TRY IT:
In full and without alteration, print the records below, minus any images.

(Page and application data records)
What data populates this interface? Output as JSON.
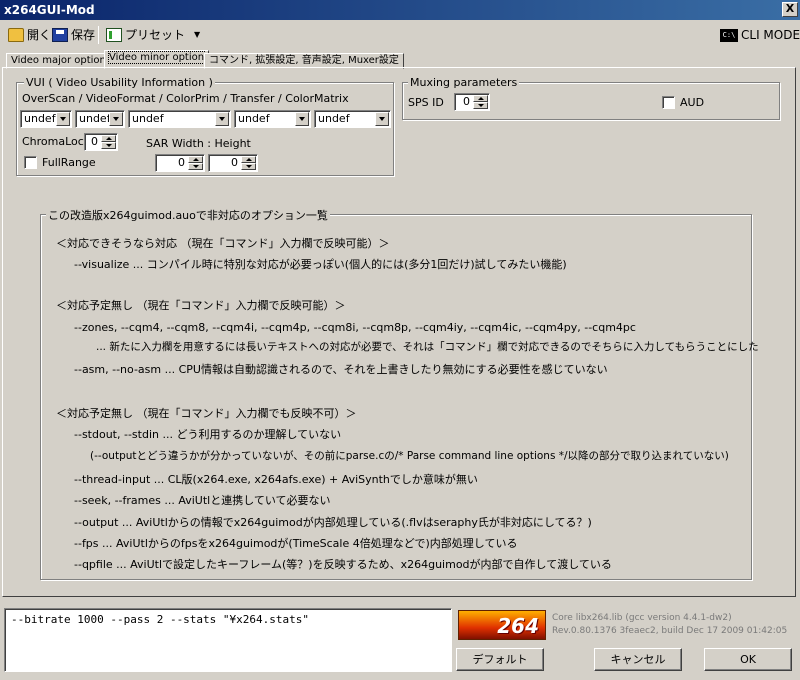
{
  "window": {
    "title": "x264GUI-Mod",
    "close": "X"
  },
  "toolbar": {
    "open": "開く",
    "save": "保存",
    "preset": "プリセット",
    "preset_arrow": "▼",
    "cli_icon": "C:\\",
    "cli_mode": "CLI MODE"
  },
  "tabs": [
    "Video major option",
    "Video minor option",
    "コマンド, 拡張設定, 音声設定, Muxer設定"
  ],
  "vui": {
    "title": "VUI ( Video Usability Information )",
    "combo_label": "OverScan / VideoFormat / ColorPrim / Transfer / ColorMatrix",
    "combos": [
      "undef",
      "undef",
      "undef",
      "undef",
      "undef"
    ],
    "chromaloc_label": "ChromaLoc",
    "chromaloc_value": "0",
    "sar_label": "SAR Width : Height",
    "sar_width": "0",
    "sar_height": "0",
    "fullrange_label": "FullRange"
  },
  "muxing": {
    "title": "Muxing parameters",
    "sps_label": "SPS ID",
    "sps_value": "0",
    "aud_label": "AUD"
  },
  "info": {
    "title": "この改造版x264guimod.auoで非対応のオプション一覧",
    "lines": [
      "＜対応できそうなら対応 （現在「コマンド」入力欄で反映可能）＞",
      "--visualize ... コンパイル時に特別な対応が必要っぽい(個人的には(多分1回だけ)試してみたい機能)",
      "＜対応予定無し （現在「コマンド」入力欄で反映可能）＞",
      "--zones, --cqm4, --cqm8, --cqm4i, --cqm4p, --cqm8i, --cqm8p, --cqm4iy, --cqm4ic, --cqm4py, --cqm4pc",
      "... 新たに入力欄を用意するには長いテキストへの対応が必要で、それは「コマンド」欄で対応できるのでそちらに入力してもらうことにした",
      "--asm, --no-asm ... CPU情報は自動認識されるので、それを上書きしたり無効にする必要性を感じていない",
      "＜対応予定無し （現在「コマンド」入力欄でも反映不可）＞",
      "--stdout, --stdin ... どう利用するのか理解していない",
      "(--outputとどう違うかが分かっていないが、その前にparse.cの/* Parse command line options */以降の部分で取り込まれていない)",
      "--thread-input ... CL版(x264.exe, x264afs.exe) + AviSynthでしか意味が無い",
      "--seek, --frames ... AviUtlと連携していて必要ない",
      "--output ... AviUtlからの情報でx264guimodが内部処理している(.flvはseraphy氏が非対応にしてる？)",
      "--fps ... AviUtlからのfpsをx264guimodが(TimeScale 4倍処理などで)内部処理している",
      "--qpfile ... AviUtlで設定したキーフレーム(等？)を反映するため、x264guimodが内部で自作して渡している"
    ]
  },
  "command": {
    "value": "--bitrate 1000 --pass 2 --stats \"¥x264.stats\""
  },
  "logo": {
    "text": "264"
  },
  "version": {
    "line1": "Core libx264.lib (gcc version 4.4.1-dw2)",
    "line2": "Rev.0.80.1376 3feaec2, build Dec 17 2009 01:42:05"
  },
  "buttons": {
    "default": "デフォルト",
    "cancel": "キャンセル",
    "ok": "OK"
  }
}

TASK RESULT:
What data populates this interface? Output as JSON.
{
  "window": {
    "title": "x264GUI-Mod",
    "close": "X"
  },
  "toolbar": {
    "open": "開く",
    "save": "保存",
    "preset": "プリセット",
    "preset_arrow": "▼",
    "cli_icon": "C:\\",
    "cli_mode": "CLI MODE"
  },
  "tabs": [
    "Video major option",
    "Video minor option",
    "コマンド, 拡張設定, 音声設定, Muxer設定"
  ],
  "vui": {
    "title": "VUI ( Video Usability Information )",
    "combo_label": "OverScan / VideoFormat / ColorPrim / Transfer / ColorMatrix",
    "combos": [
      "undef",
      "undef",
      "undef",
      "undef",
      "undef"
    ],
    "chromaloc_label": "ChromaLoc",
    "chromaloc_value": "0",
    "sar_label": "SAR Width : Height",
    "sar_width": "0",
    "sar_height": "0",
    "fullrange_label": "FullRange"
  },
  "muxing": {
    "title": "Muxing parameters",
    "sps_label": "SPS ID",
    "sps_value": "0",
    "aud_label": "AUD"
  },
  "info": {
    "title": "この改造版x264guimod.auoで非対応のオプション一覧",
    "lines": [
      "＜対応できそうなら対応 （現在「コマンド」入力欄で反映可能）＞",
      "--visualize ... コンパイル時に特別な対応が必要っぽい(個人的には(多分1回だけ)試してみたい機能)",
      "＜対応予定無し （現在「コマンド」入力欄で反映可能）＞",
      "--zones, --cqm4, --cqm8, --cqm4i, --cqm4p, --cqm8i, --cqm8p, --cqm4iy, --cqm4ic, --cqm4py, --cqm4pc",
      "... 新たに入力欄を用意するには長いテキストへの対応が必要で、それは「コマンド」欄で対応できるのでそちらに入力してもらうことにした",
      "--asm, --no-asm ... CPU情報は自動認識されるので、それを上書きしたり無効にする必要性を感じていない",
      "＜対応予定無し （現在「コマンド」入力欄でも反映不可）＞",
      "--stdout, --stdin ... どう利用するのか理解していない",
      "(--outputとどう違うかが分かっていないが、その前にparse.cの/* Parse command line options */以降の部分で取り込まれていない)",
      "--thread-input ... CL版(x264.exe, x264afs.exe) + AviSynthでしか意味が無い",
      "--seek, --frames ... AviUtlと連携していて必要ない",
      "--output ... AviUtlからの情報でx264guimodが内部処理している(.flvはseraphy氏が非対応にしてる？)",
      "--fps ... AviUtlからのfpsをx264guimodが(TimeScale 4倍処理などで)内部処理している",
      "--qpfile ... AviUtlで設定したキーフレーム(等？)を反映するため、x264guimodが内部で自作して渡している"
    ]
  },
  "command": {
    "value": "--bitrate 1000 --pass 2 --stats \"¥x264.stats\""
  },
  "logo": {
    "text": "264"
  },
  "version": {
    "line1": "Core libx264.lib (gcc version 4.4.1-dw2)",
    "line2": "Rev.0.80.1376 3feaec2, build Dec 17 2009 01:42:05"
  },
  "buttons": {
    "default": "デフォルト",
    "cancel": "キャンセル",
    "ok": "OK"
  }
}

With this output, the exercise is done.